## Work required
Starting at the top line, return each entry word for word.
Records for this exercise START
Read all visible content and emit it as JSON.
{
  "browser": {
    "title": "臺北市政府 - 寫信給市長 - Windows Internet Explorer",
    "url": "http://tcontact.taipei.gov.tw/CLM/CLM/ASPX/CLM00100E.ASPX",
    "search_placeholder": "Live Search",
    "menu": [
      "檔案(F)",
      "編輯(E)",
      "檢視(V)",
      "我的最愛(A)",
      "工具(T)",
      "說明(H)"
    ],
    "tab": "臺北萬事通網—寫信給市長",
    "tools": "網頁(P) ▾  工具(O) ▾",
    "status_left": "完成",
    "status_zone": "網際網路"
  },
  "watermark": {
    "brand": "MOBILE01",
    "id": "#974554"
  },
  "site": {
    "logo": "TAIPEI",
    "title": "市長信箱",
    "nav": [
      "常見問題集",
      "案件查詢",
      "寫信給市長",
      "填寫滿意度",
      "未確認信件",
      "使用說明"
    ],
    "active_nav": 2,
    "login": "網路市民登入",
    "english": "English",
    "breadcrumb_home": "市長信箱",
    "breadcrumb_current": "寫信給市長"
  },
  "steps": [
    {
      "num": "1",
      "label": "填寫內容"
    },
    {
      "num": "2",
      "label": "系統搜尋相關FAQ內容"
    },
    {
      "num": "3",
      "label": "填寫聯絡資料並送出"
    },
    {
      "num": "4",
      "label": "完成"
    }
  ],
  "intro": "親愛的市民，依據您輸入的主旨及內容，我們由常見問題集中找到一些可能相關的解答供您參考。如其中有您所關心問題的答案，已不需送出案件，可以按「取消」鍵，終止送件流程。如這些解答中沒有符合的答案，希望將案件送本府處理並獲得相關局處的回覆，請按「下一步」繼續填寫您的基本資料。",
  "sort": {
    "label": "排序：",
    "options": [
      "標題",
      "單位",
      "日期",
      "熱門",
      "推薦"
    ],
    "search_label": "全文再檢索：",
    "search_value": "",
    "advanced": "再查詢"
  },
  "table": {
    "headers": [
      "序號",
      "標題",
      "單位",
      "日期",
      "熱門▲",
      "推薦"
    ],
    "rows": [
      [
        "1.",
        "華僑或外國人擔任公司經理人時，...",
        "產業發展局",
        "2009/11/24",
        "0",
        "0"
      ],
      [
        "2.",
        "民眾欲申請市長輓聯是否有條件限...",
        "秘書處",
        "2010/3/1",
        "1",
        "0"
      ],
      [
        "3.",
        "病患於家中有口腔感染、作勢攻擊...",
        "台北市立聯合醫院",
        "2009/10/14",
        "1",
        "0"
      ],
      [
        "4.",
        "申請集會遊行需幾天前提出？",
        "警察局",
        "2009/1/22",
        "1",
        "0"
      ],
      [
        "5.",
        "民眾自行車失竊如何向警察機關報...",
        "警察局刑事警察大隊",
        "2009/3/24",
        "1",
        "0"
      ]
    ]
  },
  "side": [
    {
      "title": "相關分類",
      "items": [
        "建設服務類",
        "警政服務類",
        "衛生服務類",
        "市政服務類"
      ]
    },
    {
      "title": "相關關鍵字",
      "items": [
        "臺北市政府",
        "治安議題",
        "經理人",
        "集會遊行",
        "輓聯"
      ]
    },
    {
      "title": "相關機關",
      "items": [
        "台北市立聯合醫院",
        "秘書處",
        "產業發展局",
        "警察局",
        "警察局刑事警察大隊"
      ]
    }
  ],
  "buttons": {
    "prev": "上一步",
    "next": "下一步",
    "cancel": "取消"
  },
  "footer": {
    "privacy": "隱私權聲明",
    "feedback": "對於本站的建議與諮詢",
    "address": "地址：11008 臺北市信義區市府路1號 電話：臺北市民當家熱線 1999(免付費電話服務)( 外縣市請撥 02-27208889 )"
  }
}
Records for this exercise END
## Written solution
Read all visible content and emit it as JSON.
{
  "browser": {
    "title": "臺北市政府 - 寫信給市長 - Windows Internet Explorer",
    "url": "http://tcontact.taipei.gov.tw/CLM/CLM/ASPX/CLM00100E.ASPX",
    "search_placeholder": "Live Search",
    "menu": [
      "檔案(F)",
      "編輯(E)",
      "檢視(V)",
      "我的最愛(A)",
      "工具(T)",
      "說明(H)"
    ],
    "tab": "臺北萬事通網—寫信給市長",
    "tools": "網頁(P) ▾  工具(O) ▾",
    "status_left": "完成",
    "status_zone": "網際網路"
  },
  "watermark": {
    "brand": "MOBILE01",
    "id": "#974554"
  },
  "site": {
    "logo": "TAIPEI",
    "title": "市長信箱",
    "nav": [
      "常見問題集",
      "案件查詢",
      "寫信給市長",
      "填寫滿意度",
      "未確認信件",
      "使用說明"
    ],
    "active_nav": 2,
    "login": "網路市民登入",
    "english": "English",
    "breadcrumb_home": "市長信箱",
    "breadcrumb_current": "寫信給市長"
  },
  "steps": [
    {
      "num": "1",
      "label": "填寫內容"
    },
    {
      "num": "2",
      "label": "系統搜尋相關FAQ內容"
    },
    {
      "num": "3",
      "label": "填寫聯絡資料並送出"
    },
    {
      "num": "4",
      "label": "完成"
    }
  ],
  "intro": "親愛的市民，依據您輸入的主旨及內容，我們由常見問題集中找到一些可能相關的解答供您參考。如其中有您所關心問題的答案，已不需送出案件，可以按「取消」鍵，終止送件流程。如這些解答中沒有符合的答案，希望將案件送本府處理並獲得相關局處的回覆，請按「下一步」繼續填寫您的基本資料。",
  "sort": {
    "label": "排序：",
    "options": [
      "標題",
      "單位",
      "日期",
      "熱門",
      "推薦"
    ],
    "search_label": "全文再檢索：",
    "search_value": "",
    "advanced": "再查詢"
  },
  "table": {
    "headers": [
      "序號",
      "標題",
      "單位",
      "日期",
      "熱門▲",
      "推薦"
    ],
    "rows": [
      [
        "1.",
        "華僑或外國人擔任公司經理人時，...",
        "產業發展局",
        "2009/11/24",
        "0",
        "0"
      ],
      [
        "2.",
        "民眾欲申請市長輓聯是否有條件限...",
        "秘書處",
        "2010/3/1",
        "1",
        "0"
      ],
      [
        "3.",
        "病患於家中有口腔感染、作勢攻擊...",
        "台北市立聯合醫院",
        "2009/10/14",
        "1",
        "0"
      ],
      [
        "4.",
        "申請集會遊行需幾天前提出？",
        "警察局",
        "2009/1/22",
        "1",
        "0"
      ],
      [
        "5.",
        "民眾自行車失竊如何向警察機關報...",
        "警察局刑事警察大隊",
        "2009/3/24",
        "1",
        "0"
      ]
    ]
  },
  "side": [
    {
      "title": "相關分類",
      "items": [
        "建設服務類",
        "警政服務類",
        "衛生服務類",
        "市政服務類"
      ]
    },
    {
      "title": "相關關鍵字",
      "items": [
        "臺北市政府",
        "治安議題",
        "經理人",
        "集會遊行",
        "輓聯"
      ]
    },
    {
      "title": "相關機關",
      "items": [
        "台北市立聯合醫院",
        "秘書處",
        "產業發展局",
        "警察局",
        "警察局刑事警察大隊"
      ]
    }
  ],
  "buttons": {
    "prev": "上一步",
    "next": "下一步",
    "cancel": "取消"
  },
  "footer": {
    "privacy": "隱私權聲明",
    "feedback": "對於本站的建議與諮詢",
    "address": "地址：11008 臺北市信義區市府路1號 電話：臺北市民當家熱線 1999(免付費電話服務)( 外縣市請撥 02-27208889 )"
  }
}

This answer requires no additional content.